Some things have been added (dialogue, some new songs), and some things taken away (Cerberus), but what they've created is a tight piece of musical theater in two acts that grabs the attention and hangs onto it. The black box space of the NYTW now contains an amphitheater -- risers in the semi-round with the largest variety of vintage straight-back chairs this side of a New York State Museum warehouse. There's a tiny bar tucked underneath the risers, too, so when you walk in you can buy water, wine, and beer -- which, contrary to usual practice, you can take into the theater with you, and you should, because there will be a toast to Persephone and a toast to Orpheus and you should have something on you to toast with. 

The cast is excellent across the board. As Orpheus, our guitar slinging hero, Damon Daunno has a challenging vocal line to wrangle, ranging from high tenor to falsetto (on 2010's studio album this part is sung by Justin Vernon of Bon Iver), but he manages it well. Nabiyah Be conveys all the doubt Mitchell gives Eurydice, supplemented by the dialogue she's been given. "I play the lyre," says Orpheus, introducing himself. "A liar and a player, too," says Eurydice, with more than a touch of jaundice. Persephone (Amber Gray), jazz diva in a spring-green floral-print dress with flowers in her hair, is well-matched with Hades (Patrick Page), the real player, in black shirt (open-necked), black jacket, black pin-striped pants and black boots, slick as an oil spill out of Tartarus; Hermes (Chris Sullivan) is a whiskey-voiced, world-weary MC, guide and messenger; The Fates (Lulu Fall, Jessie Shelton, Shaina Taub) are tough and unpredictable, with harmonies like a deck chair in the sun one minute and the edge of a cliff in a stiff wind the next. (Also they play violin, accordion, and tambourine, which Wagner's Norns could never boast.) Lastly the fantastically tight band, which swings Mitchell's changes of musical register -- from wistful passages (Flowers) to audience participation barn-burners (Our Lady of the Underground) -- and Michael Chorney's multifaceted orchestration with tremendous skill and verve.

It's less of an opera now, and more of a musical, but the story is intact and so are the politics. There was half-time crowd comment of how prescient the political aspects are -- the denizens of Hadestown are employed by the Big Boss in building a wall to keep out the have-nots. But this is not so much prescient as a reminder that, as the Orpheus story is not a new story, the Wall is not a new phenomenon, either in election cycle rhetoric or in execution.

The run has been extended through July 3 now July 31st.


A little something from the good old days...

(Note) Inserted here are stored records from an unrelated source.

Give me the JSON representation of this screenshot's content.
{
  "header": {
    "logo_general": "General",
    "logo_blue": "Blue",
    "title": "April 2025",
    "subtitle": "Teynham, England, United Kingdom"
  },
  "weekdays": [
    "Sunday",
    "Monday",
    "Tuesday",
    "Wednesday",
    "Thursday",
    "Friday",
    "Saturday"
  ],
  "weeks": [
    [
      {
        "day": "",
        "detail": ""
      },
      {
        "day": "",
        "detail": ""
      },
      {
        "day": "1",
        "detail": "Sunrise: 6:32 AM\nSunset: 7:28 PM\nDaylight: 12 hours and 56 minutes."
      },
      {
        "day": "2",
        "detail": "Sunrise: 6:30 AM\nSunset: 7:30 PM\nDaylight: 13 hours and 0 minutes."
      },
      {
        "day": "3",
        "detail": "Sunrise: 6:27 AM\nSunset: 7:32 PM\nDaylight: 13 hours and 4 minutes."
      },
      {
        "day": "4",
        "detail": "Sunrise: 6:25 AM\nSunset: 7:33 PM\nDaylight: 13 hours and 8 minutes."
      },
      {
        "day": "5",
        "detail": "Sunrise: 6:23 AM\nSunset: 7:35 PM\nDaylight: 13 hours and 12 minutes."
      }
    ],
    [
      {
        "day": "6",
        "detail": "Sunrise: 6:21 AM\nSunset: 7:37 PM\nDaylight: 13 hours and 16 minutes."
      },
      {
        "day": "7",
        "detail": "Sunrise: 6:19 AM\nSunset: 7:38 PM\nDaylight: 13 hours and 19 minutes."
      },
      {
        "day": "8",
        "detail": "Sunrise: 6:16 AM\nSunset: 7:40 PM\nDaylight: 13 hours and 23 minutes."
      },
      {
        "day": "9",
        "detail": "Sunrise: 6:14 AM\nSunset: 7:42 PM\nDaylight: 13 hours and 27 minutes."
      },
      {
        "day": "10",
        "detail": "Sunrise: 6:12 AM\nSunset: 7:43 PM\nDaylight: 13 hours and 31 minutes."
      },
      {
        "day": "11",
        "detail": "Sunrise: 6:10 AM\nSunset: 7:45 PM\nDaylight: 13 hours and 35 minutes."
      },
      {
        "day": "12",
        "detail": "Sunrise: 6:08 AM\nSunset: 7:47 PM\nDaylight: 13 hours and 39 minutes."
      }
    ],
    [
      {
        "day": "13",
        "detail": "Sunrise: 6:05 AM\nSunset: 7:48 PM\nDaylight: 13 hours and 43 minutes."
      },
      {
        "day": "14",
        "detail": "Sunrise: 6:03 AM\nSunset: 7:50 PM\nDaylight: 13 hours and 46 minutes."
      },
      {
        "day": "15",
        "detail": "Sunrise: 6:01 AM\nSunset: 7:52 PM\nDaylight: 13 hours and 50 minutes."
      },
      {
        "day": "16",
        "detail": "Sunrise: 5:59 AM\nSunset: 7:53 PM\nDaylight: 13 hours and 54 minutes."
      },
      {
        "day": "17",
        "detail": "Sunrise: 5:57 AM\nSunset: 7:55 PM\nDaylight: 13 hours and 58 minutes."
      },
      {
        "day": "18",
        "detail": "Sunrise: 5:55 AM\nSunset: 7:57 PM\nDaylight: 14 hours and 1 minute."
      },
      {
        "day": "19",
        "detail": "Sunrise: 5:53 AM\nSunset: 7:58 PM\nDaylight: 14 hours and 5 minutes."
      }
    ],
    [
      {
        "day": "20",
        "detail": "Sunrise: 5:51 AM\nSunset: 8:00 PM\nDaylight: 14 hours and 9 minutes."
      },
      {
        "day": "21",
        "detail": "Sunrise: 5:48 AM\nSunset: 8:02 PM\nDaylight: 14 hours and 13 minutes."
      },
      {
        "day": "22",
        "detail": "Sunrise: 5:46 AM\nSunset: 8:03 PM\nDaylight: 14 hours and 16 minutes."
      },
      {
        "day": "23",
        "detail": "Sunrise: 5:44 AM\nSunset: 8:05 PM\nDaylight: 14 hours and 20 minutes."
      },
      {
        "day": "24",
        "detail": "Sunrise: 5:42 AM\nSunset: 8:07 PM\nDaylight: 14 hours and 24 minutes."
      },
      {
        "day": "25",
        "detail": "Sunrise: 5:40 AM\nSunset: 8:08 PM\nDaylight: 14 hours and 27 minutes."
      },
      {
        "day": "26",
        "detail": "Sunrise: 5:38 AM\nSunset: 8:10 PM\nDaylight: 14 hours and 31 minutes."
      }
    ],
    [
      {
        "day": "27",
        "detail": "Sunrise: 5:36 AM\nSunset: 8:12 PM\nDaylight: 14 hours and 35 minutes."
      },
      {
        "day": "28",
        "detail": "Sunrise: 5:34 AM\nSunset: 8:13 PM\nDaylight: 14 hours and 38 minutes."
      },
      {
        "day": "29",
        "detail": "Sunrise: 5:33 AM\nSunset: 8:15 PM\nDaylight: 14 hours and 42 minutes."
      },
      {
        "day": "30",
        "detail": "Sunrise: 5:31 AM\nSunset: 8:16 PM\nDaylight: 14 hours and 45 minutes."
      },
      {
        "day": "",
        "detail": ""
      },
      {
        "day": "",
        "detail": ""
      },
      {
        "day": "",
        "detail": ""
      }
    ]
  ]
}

Sunday, June 5, 2016

Peking & Lower Manhattan


For a long time we were trying to get the Borg Cube to shell out the buck fifty or so to buy this four-masted barque off the museum so we could renovate it and relocate our offices there -- not only would it have been cool, but it would have been in the vicinity of the things with which we officially occupy ourselves. But what can I say, the Borg Cube lacks foresight. Soon she will be restored to Hamburg, which we grant is buckets better than getting reefed or scrapped, until recently the likeliest option in the cards.